Earlier in August, McDermaid Roofing was awarded a $167,397 bid to replace the building’s roof. $245,500 for architectural services related to remodeling was awarded to Richard L. Johnson Associates, Inc., in March, followed by a $2,425,000 contract to Rockford Structures Construction for the physical work. In July, $405,464 was allocated for Trane, of Madison, Wis., to replace the four-story building’s heating and cooling systems.
Steve Schultz (R-2) and John F. Sweeney (R-14) are the only board members to have consistently voted against the expenditures, including the initial purchase of the building.
According to Mike Bacon, public health administrator, 60 percent of the purchase price would be covered by grant dollars. Property taxes and increased fees are expected to knock out the remaining 40 percent. The honoring of existing leases should be enough to cover debt service payments, officials anticipate.
Also during the Aug. 26 meeting, board members will vote whether to increase fees for the Health Department’s Environmental Division.
For a full report of the Aug. 26 meeting, see our online edition.
Zoning request involving septic to face a vote in September
In other upcoming board news, a petition to rezone approximately 10 acres at 56XX N. Main Road in Owen Township from agricultural to commercial is expected to return to the board floor Sept. 23 after having been laid over several times since July at the request of the petitioners.
The board’s Zoning Committee voted 4-3 to recommend denial of the request, despite a unanimous recommendation for approval by the Zoning Board of Appeals.

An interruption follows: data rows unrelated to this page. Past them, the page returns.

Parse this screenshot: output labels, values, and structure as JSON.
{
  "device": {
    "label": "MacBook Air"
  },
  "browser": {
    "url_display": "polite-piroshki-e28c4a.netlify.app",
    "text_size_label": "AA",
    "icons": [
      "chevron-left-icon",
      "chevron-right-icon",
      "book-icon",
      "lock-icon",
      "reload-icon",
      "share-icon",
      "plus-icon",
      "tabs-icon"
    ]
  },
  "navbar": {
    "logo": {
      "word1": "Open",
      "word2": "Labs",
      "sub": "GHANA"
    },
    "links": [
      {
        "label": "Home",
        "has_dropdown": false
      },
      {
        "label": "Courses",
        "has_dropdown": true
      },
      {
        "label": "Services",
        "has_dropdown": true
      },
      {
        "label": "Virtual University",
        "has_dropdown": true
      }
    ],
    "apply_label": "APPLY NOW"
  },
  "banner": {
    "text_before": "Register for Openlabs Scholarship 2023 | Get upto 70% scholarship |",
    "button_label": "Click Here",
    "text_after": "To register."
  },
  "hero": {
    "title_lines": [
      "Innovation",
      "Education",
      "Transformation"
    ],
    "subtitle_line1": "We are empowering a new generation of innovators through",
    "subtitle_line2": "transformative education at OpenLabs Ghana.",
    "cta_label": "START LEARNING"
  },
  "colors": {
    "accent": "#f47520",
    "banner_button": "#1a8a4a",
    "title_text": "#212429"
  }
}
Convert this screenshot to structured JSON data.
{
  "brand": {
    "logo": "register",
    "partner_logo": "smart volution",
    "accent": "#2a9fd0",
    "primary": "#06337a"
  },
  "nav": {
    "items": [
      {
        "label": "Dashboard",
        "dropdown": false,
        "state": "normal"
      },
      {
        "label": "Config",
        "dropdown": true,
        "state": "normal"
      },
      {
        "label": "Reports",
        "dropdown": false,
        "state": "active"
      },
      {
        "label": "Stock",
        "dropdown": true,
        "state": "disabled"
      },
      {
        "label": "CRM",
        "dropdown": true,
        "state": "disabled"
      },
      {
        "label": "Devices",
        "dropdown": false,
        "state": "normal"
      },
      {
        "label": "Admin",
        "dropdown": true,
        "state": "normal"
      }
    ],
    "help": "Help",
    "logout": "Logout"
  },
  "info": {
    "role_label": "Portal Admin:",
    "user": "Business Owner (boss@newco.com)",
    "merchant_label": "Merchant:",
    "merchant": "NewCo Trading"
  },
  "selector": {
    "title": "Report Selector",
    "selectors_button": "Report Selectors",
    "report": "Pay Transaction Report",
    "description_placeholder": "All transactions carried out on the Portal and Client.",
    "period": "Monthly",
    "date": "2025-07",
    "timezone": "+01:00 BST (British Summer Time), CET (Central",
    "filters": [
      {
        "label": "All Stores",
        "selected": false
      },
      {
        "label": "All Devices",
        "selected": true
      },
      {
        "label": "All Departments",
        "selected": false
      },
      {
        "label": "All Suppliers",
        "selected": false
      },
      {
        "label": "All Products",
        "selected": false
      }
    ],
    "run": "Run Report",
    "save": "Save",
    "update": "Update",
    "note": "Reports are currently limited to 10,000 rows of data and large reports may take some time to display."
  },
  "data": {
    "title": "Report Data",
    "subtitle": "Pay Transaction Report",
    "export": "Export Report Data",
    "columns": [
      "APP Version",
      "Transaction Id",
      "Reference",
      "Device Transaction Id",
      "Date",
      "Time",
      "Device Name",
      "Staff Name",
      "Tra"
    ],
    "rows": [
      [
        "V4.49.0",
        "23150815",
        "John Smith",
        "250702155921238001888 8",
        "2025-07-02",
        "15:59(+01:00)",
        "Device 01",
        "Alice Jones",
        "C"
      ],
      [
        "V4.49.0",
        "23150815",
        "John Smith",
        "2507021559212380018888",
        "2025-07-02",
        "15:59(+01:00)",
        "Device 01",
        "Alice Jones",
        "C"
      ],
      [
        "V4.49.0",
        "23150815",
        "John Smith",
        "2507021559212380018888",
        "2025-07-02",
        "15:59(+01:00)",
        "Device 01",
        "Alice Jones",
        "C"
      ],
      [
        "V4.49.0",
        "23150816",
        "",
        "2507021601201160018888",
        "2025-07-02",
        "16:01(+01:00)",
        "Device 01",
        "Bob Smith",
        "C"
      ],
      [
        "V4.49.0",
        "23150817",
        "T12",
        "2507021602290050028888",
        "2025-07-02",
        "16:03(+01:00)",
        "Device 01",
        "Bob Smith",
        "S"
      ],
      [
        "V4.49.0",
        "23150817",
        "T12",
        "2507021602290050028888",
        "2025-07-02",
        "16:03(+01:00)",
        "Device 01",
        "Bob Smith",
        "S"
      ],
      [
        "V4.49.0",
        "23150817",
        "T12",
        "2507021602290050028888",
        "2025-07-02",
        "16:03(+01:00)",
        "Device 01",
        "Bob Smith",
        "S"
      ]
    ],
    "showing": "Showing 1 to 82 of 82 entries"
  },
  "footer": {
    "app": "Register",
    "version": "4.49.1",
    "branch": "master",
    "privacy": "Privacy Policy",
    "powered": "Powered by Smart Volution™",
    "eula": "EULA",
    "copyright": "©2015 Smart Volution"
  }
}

The request is in conflict with the county’s 2030 land-use plan, which discourages new developments on septic systems.
Because the development is not planned for connection to public infrastructure, the City of Rockford has filed as a legal objector, which would mean the petition would require a supermajority—at least 21 of 28 votes in favor—for approval.
Todd Cagnoni, deputy director of the city’s Community Development Department’s Construction & Development Services Division, explained, “This property is within the city’s future urban development [area], and we want to ensure that the property develops in a positive manner on this important gateway to our community.”
When the issue came to the board floor for a vote Aug. 12, Zoning Committee Chairman John F. Sweeney (R-14) explained he’d received a letter from the petitioner’s attorney, Barton Henbest, requesting that the matter be laid over until the Sept. 23 meeting as negotiations continue among the city and petitioner.
“We are currently in discussions with the property owner and evaluating solutions that meet both our concerns,” Cagnoni indicated, noting that, for now, the city’s objection still stands.
From the Aug. 25-31, 2010 issue